Corporate China

Weibo: Huawei, ZTE chase 'cool', Xiaomi chases Apple

PUBLISHED : Monday, 23 December, 2013, 8:54am
UPDATED : Monday, 23 December, 2013, 9:02am

Stodgy telecoms giants ZTE (0763.HK) and Huawei were fighting a heated battle in the microblogging realm to be the "New Cool of School" last week, as each trumpeted niche smartphone brands aimed at copying the success of the ultra-trendy Xiaomi. But the original "King of Cool" had no time for the pair of challengers, and instead hinted at a major new global distribution deal as it chases its own role model, global tech giant Apple (Nasdaq: AAPL). The subtext of all this is that everyone making smartphones ultimately wants to imitate Apple, whose careful cultivation of a premium and trendy image over the years has helped it to stay on top in the fast-changing world of high-tech gadgets for far longer than most companies.

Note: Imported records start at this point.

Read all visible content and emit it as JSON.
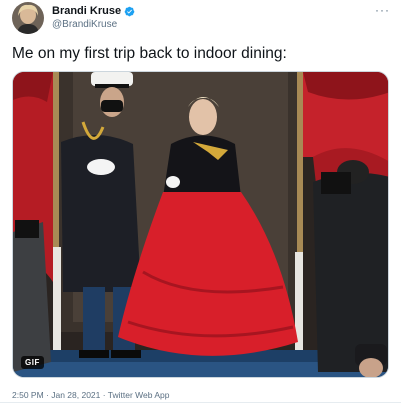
{
  "author": {
    "name": "Brandi Kruse",
    "handle": "@BrandiKruse",
    "verified": true
  },
  "more_menu": "···",
  "tweet_text": "Me on my first trip back to indoor dining:",
  "media": {
    "badge": "GIF"
  },
  "meta": {
    "time": "2:50 PM",
    "separator1": " · ",
    "date": "Jan 28, 2021",
    "separator2": " · ",
    "source": "Twitter Web App"
  },
  "colors": {
    "verified_blue": "#1da1f2",
    "secondary_text": "#5b7083",
    "dress_red": "#d81f2a"
  }
}
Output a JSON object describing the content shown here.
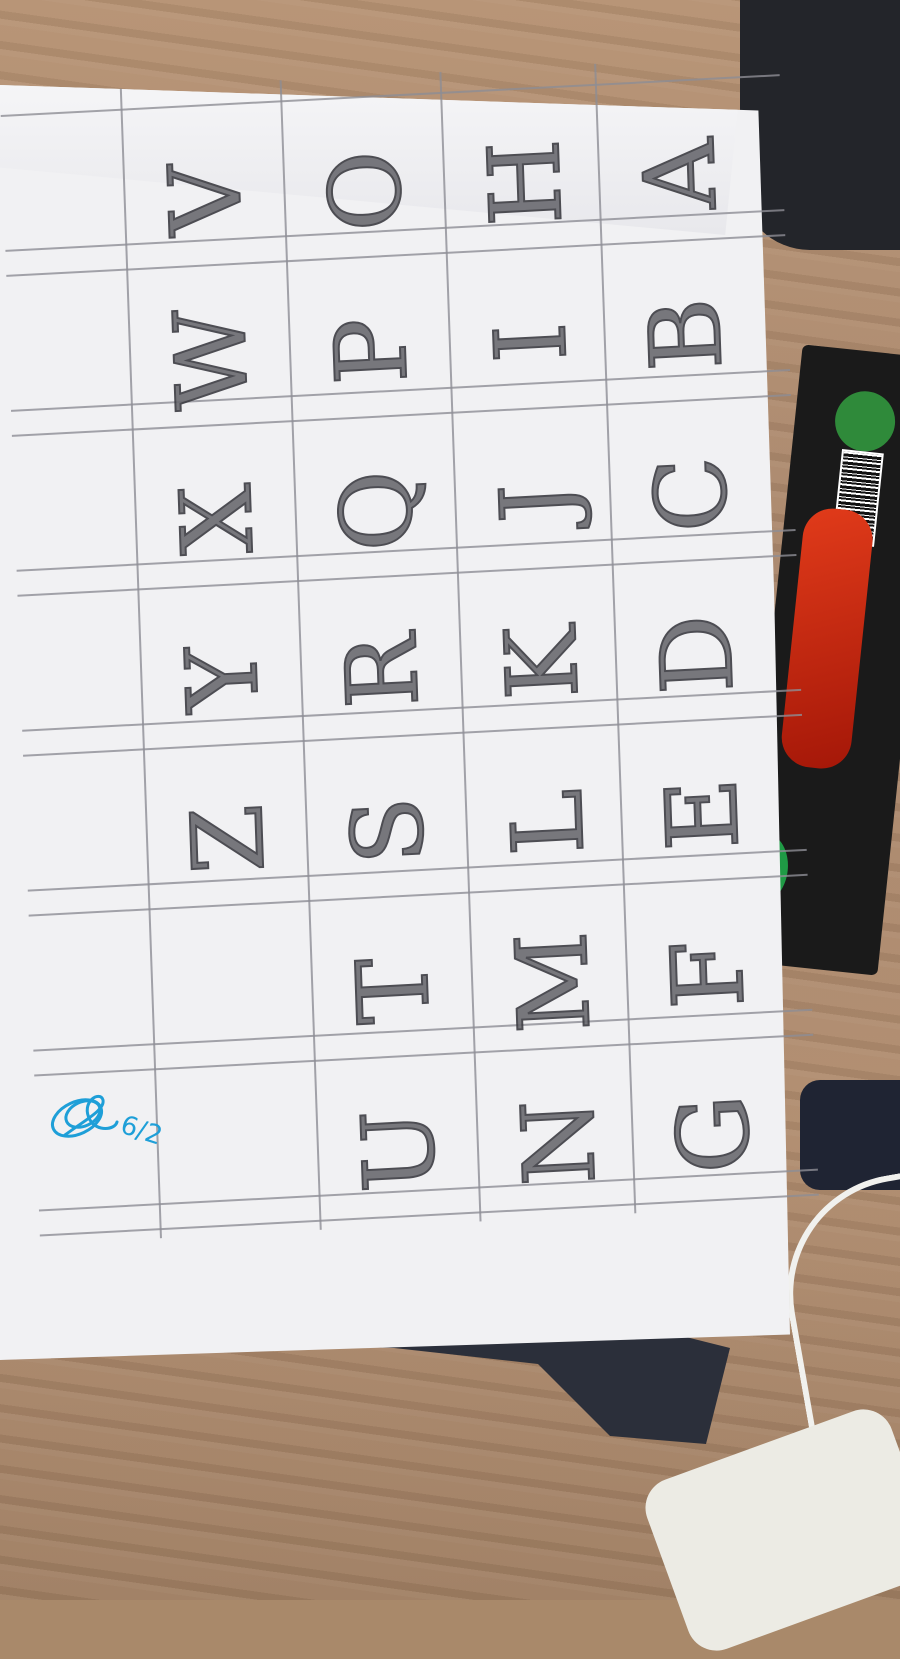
{
  "letter_grid": {
    "rows": [
      [
        "A",
        "B",
        "C",
        "D",
        "E",
        "F",
        "G"
      ],
      [
        "H",
        "I",
        "J",
        "K",
        "L",
        "M",
        "N"
      ],
      [
        "O",
        "P",
        "Q",
        "R",
        "S",
        "T",
        "U"
      ],
      [
        "V",
        "W",
        "X",
        "Y",
        "Z",
        "",
        ""
      ]
    ]
  },
  "signature": {
    "text": "6/2",
    "ink_color": "#1e9fd8"
  },
  "colors": {
    "pencil": "#3c3c42",
    "paper": "#f1f1f3",
    "table": "#a9896a"
  }
}
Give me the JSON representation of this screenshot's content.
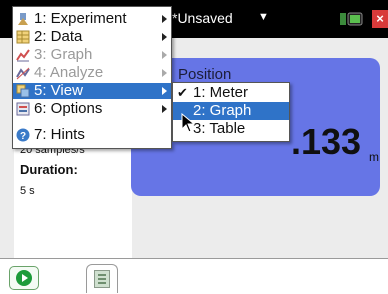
{
  "titlebar": {
    "document": "*Unsaved",
    "caret": "▼",
    "close": "×"
  },
  "info": {
    "samples": "20 samples/s",
    "duration_label": "Duration:",
    "duration_value": "5 s"
  },
  "meter": {
    "label": "Position",
    "value": ".133",
    "unit": "m",
    "color": "#6675e6"
  },
  "menu": {
    "items": [
      {
        "label": "1: Experiment",
        "icon": "experiment-icon",
        "enabled": true,
        "submenu": true
      },
      {
        "label": "2: Data",
        "icon": "data-table-icon",
        "enabled": true,
        "submenu": true
      },
      {
        "label": "3: Graph",
        "icon": "graph-icon",
        "enabled": false,
        "submenu": true
      },
      {
        "label": "4: Analyze",
        "icon": "analyze-icon",
        "enabled": false,
        "submenu": true
      },
      {
        "label": "5: View",
        "icon": "view-icon",
        "enabled": true,
        "submenu": true,
        "selected": true
      },
      {
        "label": "6: Options",
        "icon": "options-icon",
        "enabled": true,
        "submenu": true
      },
      {
        "label": "7: Hints",
        "icon": "help-icon",
        "enabled": true,
        "submenu": false
      }
    ],
    "selection_color": "#2f73c8"
  },
  "submenu": {
    "items": [
      {
        "label": "1: Meter",
        "checked": true
      },
      {
        "label": "2: Graph",
        "checked": false,
        "selected": true
      },
      {
        "label": "3: Table",
        "checked": false
      }
    ],
    "check_mark": "✔"
  },
  "tabs": {
    "run": "run-icon",
    "page": "page-icon"
  }
}
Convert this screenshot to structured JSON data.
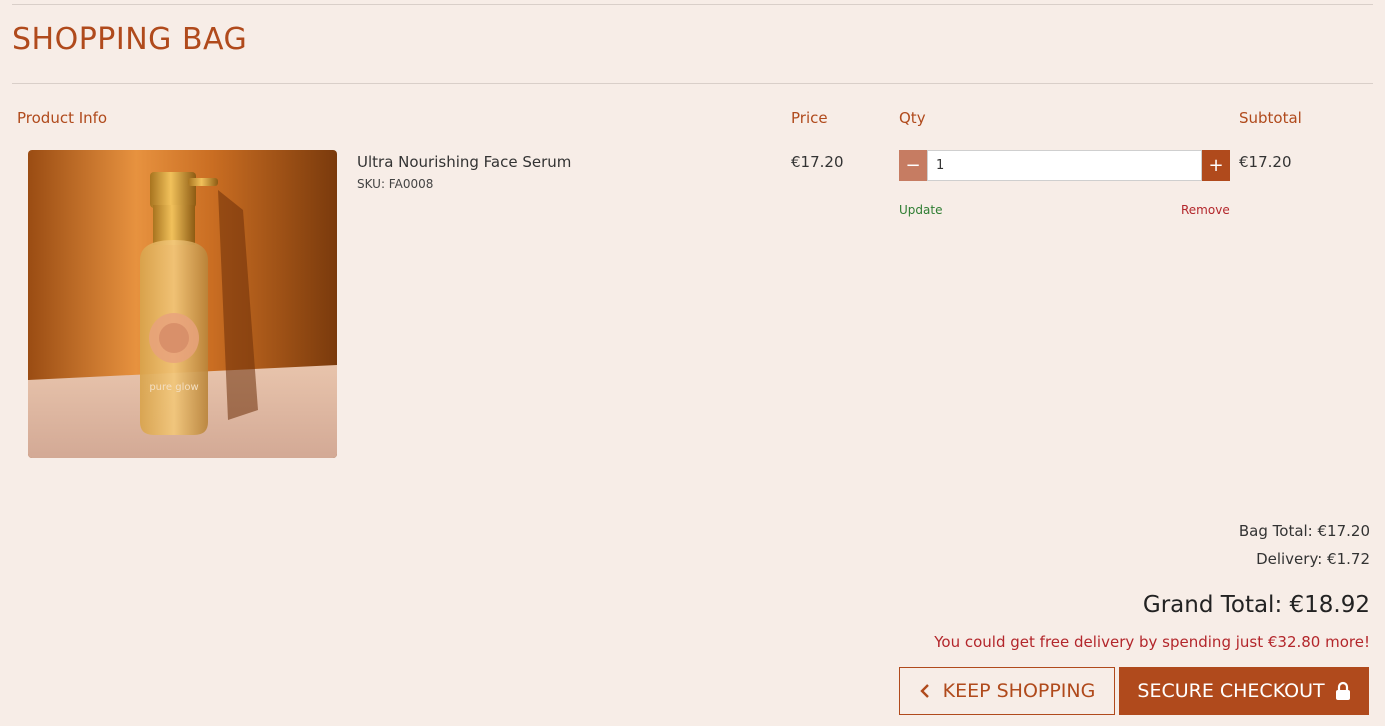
{
  "page": {
    "title": "SHOPPING BAG"
  },
  "table": {
    "headers": {
      "product_info": "Product Info",
      "price": "Price",
      "qty": "Qty",
      "subtotal": "Subtotal"
    },
    "items": [
      {
        "name": "Ultra Nourishing Face Serum",
        "sku": "SKU: FA0008",
        "price": "€17.20",
        "quantity": "1",
        "subtotal": "€17.20",
        "update_label": "Update",
        "remove_label": "Remove",
        "image_brand_text": "pure glow"
      }
    ]
  },
  "summary": {
    "bag_total": "Bag Total: €17.20",
    "delivery": "Delivery: €1.72",
    "grand_total": "Grand Total: €18.92",
    "free_delivery_msg": "You could get free delivery by spending just €32.80 more!"
  },
  "actions": {
    "keep_shopping_label": "KEEP SHOPPING",
    "keep_shopping_icon": "chevron-left-icon",
    "secure_checkout_label": "SECURE CHECKOUT",
    "secure_checkout_icon": "lock-icon"
  },
  "colors": {
    "accent": "#b04a1c",
    "background": "#f7ede7",
    "update": "#2e7d32",
    "remove": "#b3262b"
  }
}
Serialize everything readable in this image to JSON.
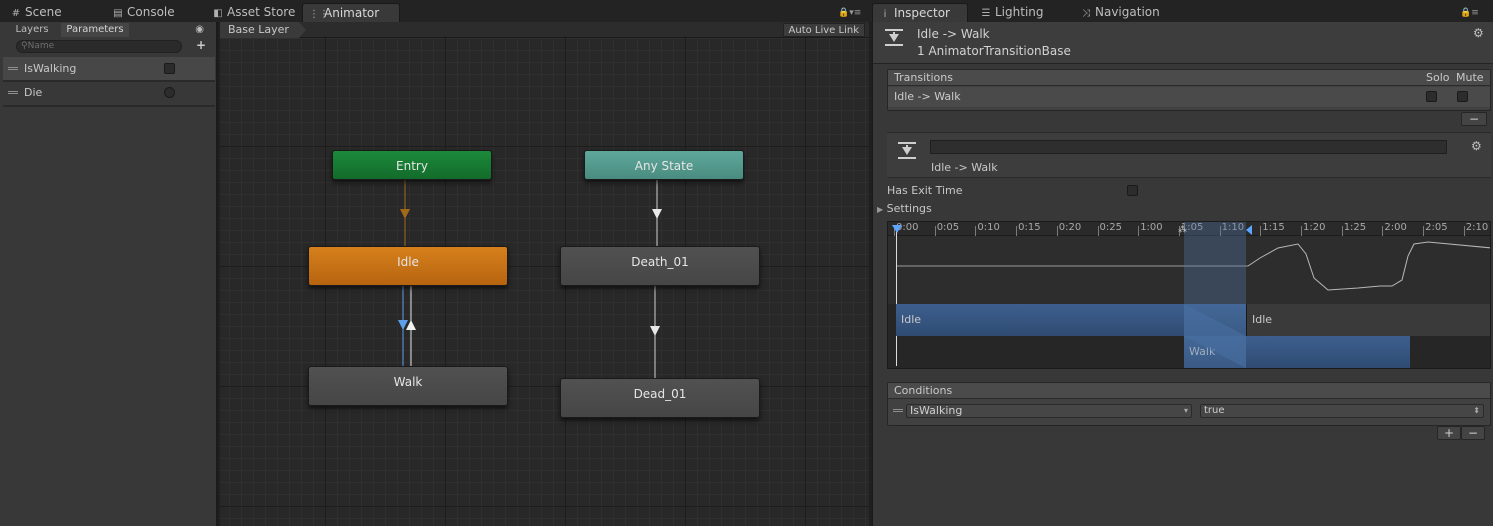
{
  "left_tabs": [
    {
      "label": "Scene",
      "icon": "#"
    },
    {
      "label": "Console",
      "icon": "▤"
    },
    {
      "label": "Asset Store",
      "icon": "◧"
    },
    {
      "label": "Animator",
      "icon": "⋮⋮"
    }
  ],
  "right_tabs": [
    {
      "label": "Inspector",
      "icon": "i"
    },
    {
      "label": "Lighting",
      "icon": "☰"
    },
    {
      "label": "Navigation",
      "icon": "⤨"
    }
  ],
  "params_panel": {
    "subtabs": [
      "Layers",
      "Parameters"
    ],
    "search_placeholder": "Name",
    "add_label": "+",
    "parameters": [
      {
        "name": "IsWalking",
        "type": "bool"
      },
      {
        "name": "Die",
        "type": "trigger"
      }
    ]
  },
  "graph": {
    "breadcrumb": "Base Layer",
    "auto_live_link": "Auto Live Link",
    "states": {
      "entry": "Entry",
      "any_state": "Any State",
      "idle": "Idle",
      "walk": "Walk",
      "death": "Death_01",
      "dead": "Dead_01"
    }
  },
  "inspector": {
    "title": "Idle -> Walk",
    "subtitle": "1 AnimatorTransitionBase",
    "transitions_header": "Transitions",
    "solo_label": "Solo",
    "mute_label": "Mute",
    "transition_row": "Idle -> Walk",
    "remove_label": "−",
    "transition_name": "Idle -> Walk",
    "has_exit_time_label": "Has Exit Time",
    "settings_label": "Settings",
    "timeline_ticks": [
      "0:00",
      "0:05",
      "0:10",
      "0:15",
      "0:20",
      "0:25",
      "1:00",
      "1:05",
      "1:10",
      "1:15",
      "1:20",
      "1:25",
      "2:00",
      "2:05",
      "2:10"
    ],
    "track_source": "Idle",
    "track_source_next": "Idle",
    "track_dest": "Walk",
    "conditions_header": "Conditions",
    "condition_param": "IsWalking",
    "condition_value": "true",
    "add_label": "+",
    "remove_condition_label": "−"
  },
  "colors": {
    "entry": "#1b8a3a",
    "any_state": "#5fa89c",
    "idle_selected": "#d6801c",
    "state_default": "#4b4b4b",
    "transition_selected": "#5da0e8"
  }
}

Huawei Vice President Yu Chengdong was blitzing the blogosphere nonstop after his company's high profile re-launch of its Honor brand smartphones at an event in Beijing. The company formally spun off Honor from its mainstream Huawei-brand phones, taking aim at the same image-conscious young, trendy consumers who have made Xiaomi into China's King of Cool.

Most of Yu's microblog posts trumpeted three newly launched Honour models, including one costing less than 1,000 yuan (HK$1267). Yu makes no secret of who his main target is, at one point challenging online buyers to compare the new Honor models with comparable ones from Xiaomi.

In an interesting tactical move, Yu even solicits an endorsement from Zhou Hongyi, the founder of controversial security software maker Qihoo 360 (NYSE: QIHU). Zhou has his own contentious relationship with Xiaomi co-founder Jun Lei, so perhaps it's not too surprising to see him throwing his support behind Huawei and Honor. In one of his own microblog posts, Zhou has special praise for the Honor 3C model costing only 798 yuan, exactly one yuan less than Xiaomi's low-cost Hongmi model rolled out during the summer. 

Meantime, ZTE's Ni Fei was also blitzing the airwaves with his own series of microblog posts hyping his company's Nubia line of smartphones. ZTE re-launched the brand in China two weeks ago, using a major online campaign that looked strikingly similar to the kind used by Xiaomi. Unlike Huawei, ZTE's new Nubia models cost 1,499 yuan and 1,999 yuan, taking aim at Xiaomi's more mainstream models.

Ni and ZTE Vice President Kan Yulun were both full of praise for themselves for another online promotion that saw the Nubia z5s mini model, which costs 1,499, log orders for 83,000 units in the first one minute and 48 seconds of the sale. The posts are purely promotional and not really worth repeating here, but they do show that ZTE and Huawei are suffering from a serious case of Xiaomi envy. Whether or not Honor or Nubia will succeed in copying Xiaomi's "cool" business model is an open question for now; but if I were betting I'd put the chances for success at less than 30 per cent in each case.

While ZTE and Huawei were both squarely focused on China, Xiaomi's own attention was fixed on the global market as it aims to export its trendy model to the rest of the world. Hints of a new major distribution agreement that could help it achieve that goal were coming from Hugo Barra, the former high-level executive in Google's (Nasdaq: GOOG) Android division who defected to Xiaomi over the summer.

In one of his microblog posts week, Barra says simply that Xiaomi co-founder Lin Bin has just held a meeting with Marcelo Claure, founder and CEO of Brightstar, one of the world's top smartphone distributors. The post includes a photo of Lin, Claure and two others playing a game of foozball during a break from one of their meetings, with the strong implication that Barra was also present at the meetings and snapped the photo.

One of Lei Jun's major objectives in hiring Barra was to drive Xiaomi's global expansion beyond China and Asia. The company currently counts China as its main market, but has also recently expanded into Hong Kong, Taiwan and some Southeast Asian countries. I'll admit I don't know much about Brightstar, though its website says it has a presence in 50 countries and is the world's 58th largest privately owned firm. Look for Xiaomi and Brightstar to ink a distribution deal soon, if they haven't already, and for some big announcements about the company's move into new global markets shortly after that.

To read more commentaries from Doug Young, visit